One last note before we head off into the sunset: the interaction between HHH and Snitsky (and later Edge) was incredible. This is sort of thing I absolutely love–Snitsky acts realistically (he wants the belt) and intrigue is added to the Survivor Series match. And then they go and do the same for Edge. And Batista! Didn’t see that coming at all. I really don’t see how Raw is on the decline–not with stuff like this or the evolution of the Edge and Kane characters.


Ben Morse gives us the Mean for Victory Road. The best Victory Road recap I’ve read, or that I expect to read. I’m sure someone’s pointed it out to you by now, Ben, but midget luchadores (aka “minis”) have pretty loyal followings, even in the States. If reading the Mean puts you in the mood for more Morse, here’s some more reading material for you. I love those little drawings.

Liquidcross presents the history of the Legend of Zelda. Come on…I don’t need to sell you on this one, do I?

Holy bejeesus–Adult Swim toys? I dispute calling Shake’s toy an action figure, however–more of an inaction figure. And why even bother with those Brak figures? That show was a real stinker. Speaking of which, what the hell was with that…thing they showed on Sunday night?

Make sure to read Iain tomorrow…can’t tell you how glad I am that he’s back writing a wrestling column (nothing against the Nexus folks, but he did start out in our zone….). And at this point it goes without saying that you should be reading Gordi, right?
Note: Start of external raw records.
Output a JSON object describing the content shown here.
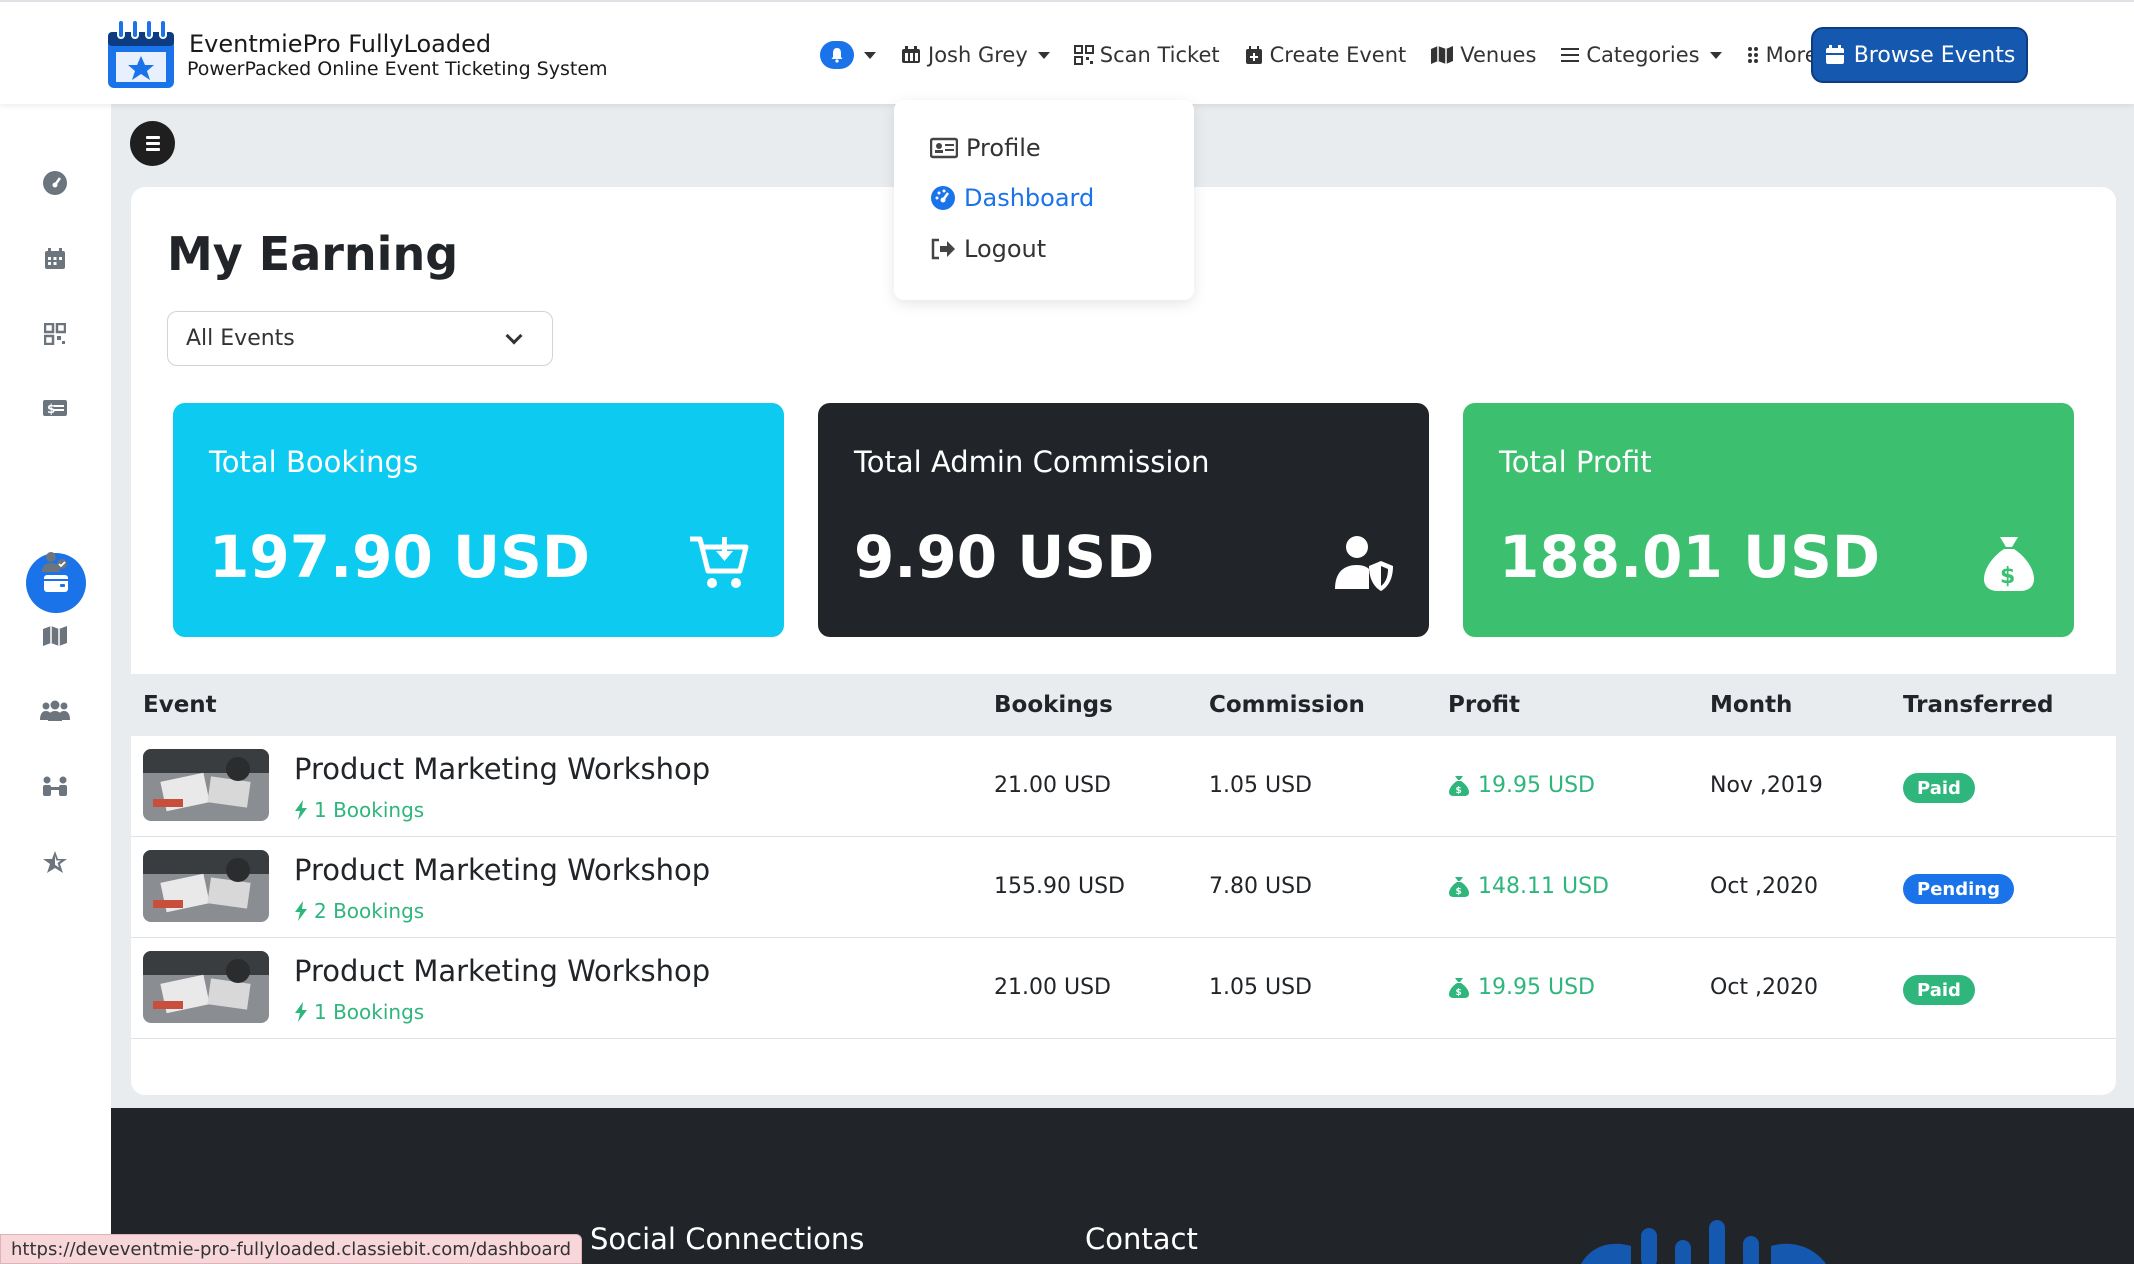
{
  "brand": {
    "title": "EventmiePro FullyLoaded",
    "subtitle": "PowerPacked Online Event Ticketing System"
  },
  "nav": {
    "user": "Josh Grey",
    "scan": "Scan Ticket",
    "create": "Create Event",
    "venues": "Venues",
    "categories": "Categories",
    "more": "More",
    "browse": "Browse Events"
  },
  "dropdown": {
    "items": [
      "Profile",
      "Dashboard",
      "Logout"
    ]
  },
  "page": {
    "title": "My Earning",
    "filter": "All Events"
  },
  "stats": [
    {
      "label": "Total Bookings",
      "value": "197.90 USD",
      "color": "#0dcaf0",
      "icon": "cart-icon"
    },
    {
      "label": "Total Admin Commission",
      "value": "9.90 USD",
      "color": "#212529",
      "icon": "admin-shield-icon"
    },
    {
      "label": "Total Profit",
      "value": "188.01 USD",
      "color": "#3cc06f",
      "icon": "money-bag-icon"
    }
  ],
  "table": {
    "headers": [
      "Event",
      "Bookings",
      "Commission",
      "Profit",
      "Month",
      "Transferred"
    ],
    "rows": [
      {
        "event": "Product Marketing Workshop",
        "bookings_count": "1 Bookings",
        "bookings": "21.00 USD",
        "commission": "1.05 USD",
        "profit": "19.95 USD",
        "month": "Nov ,2019",
        "status": "Paid"
      },
      {
        "event": "Product Marketing Workshop",
        "bookings_count": "2 Bookings",
        "bookings": "155.90 USD",
        "commission": "7.80 USD",
        "profit": "148.11 USD",
        "month": "Oct ,2020",
        "status": "Pending"
      },
      {
        "event": "Product Marketing Workshop",
        "bookings_count": "1 Bookings",
        "bookings": "21.00 USD",
        "commission": "1.05 USD",
        "profit": "19.95 USD",
        "month": "Oct ,2020",
        "status": "Paid"
      }
    ]
  },
  "footer": {
    "headings": [
      "Social Connections",
      "Contact"
    ]
  },
  "statusbar": "https://deveventmie-pro-fullyloaded.classiebit.com/dashboard",
  "colors": {
    "primary": "#1a73e8",
    "success": "#2eb67d",
    "paid": "#2eb67d",
    "pending": "#1a73e8"
  }
}
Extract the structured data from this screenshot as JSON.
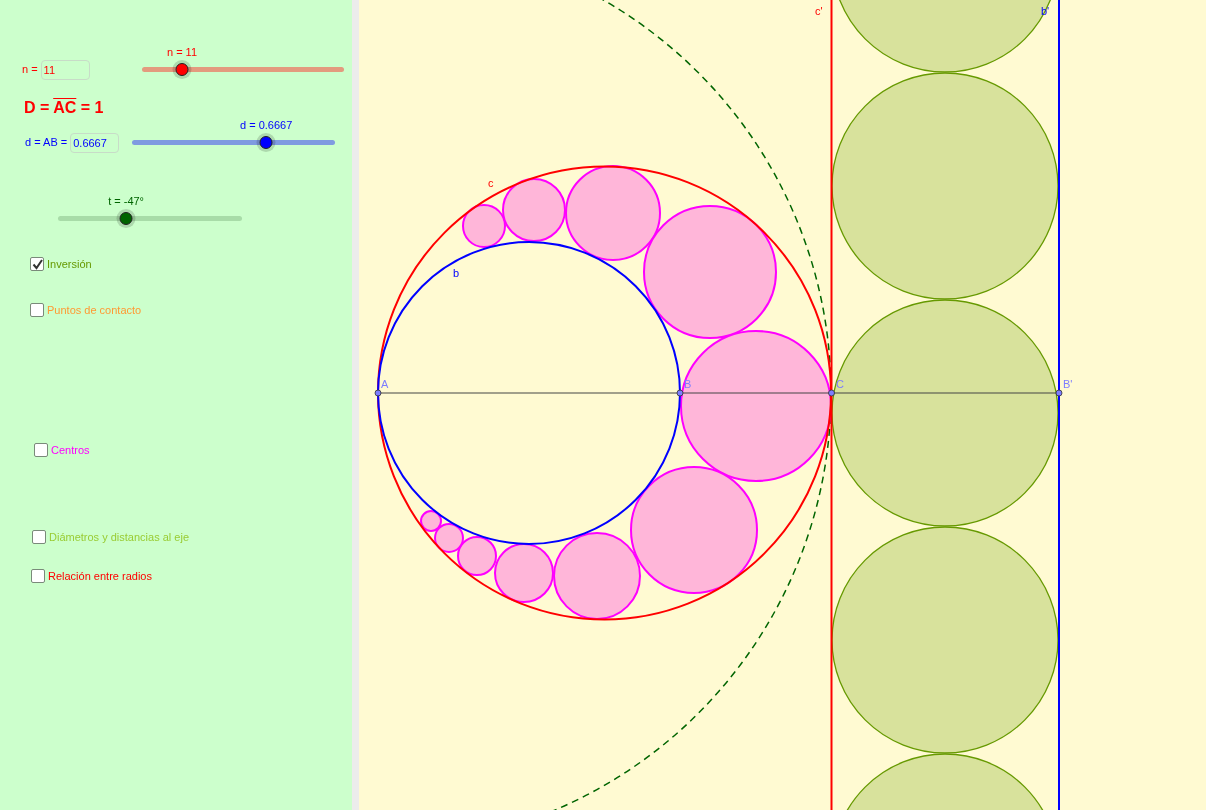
{
  "inputs": [
    {
      "label": "n =",
      "value": "11",
      "color": "#ff0000"
    },
    {
      "label": "d = AB =",
      "value": "0.6667",
      "color": "#0000ff"
    }
  ],
  "formula": {
    "lhs": "D =",
    "overlined": "AC",
    "rhs": "= 1"
  },
  "sliders": [
    {
      "label": "n = 11",
      "level": 0.2,
      "color": "#ff0000"
    },
    {
      "label": "d = 0.6667",
      "level": 0.66,
      "color": "#0000ff"
    },
    {
      "label": "t = -47°",
      "level": 0.37,
      "color": "#006400"
    }
  ],
  "checkboxes": [
    {
      "label": "Inversión",
      "checked": true,
      "color": "#669900"
    },
    {
      "label": "Puntos de contacto",
      "checked": false,
      "color": "#ff9933"
    },
    {
      "label": "Centros",
      "checked": false,
      "color": "#ff00ff"
    },
    {
      "label": "Diámetros y distancias al eje",
      "checked": false,
      "color": "#99cc33"
    },
    {
      "label": "Relación entre radios",
      "checked": false,
      "color": "#ff0000"
    }
  ],
  "canvas_labels": [
    "c",
    "b",
    "A",
    "B",
    "C",
    "B'",
    "c'",
    "b'"
  ]
}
He’ll be in tomorrow as well.

I’m really eager to do that column on kayfabe breakage. Hopefully that’s what you’ll see in this space next week.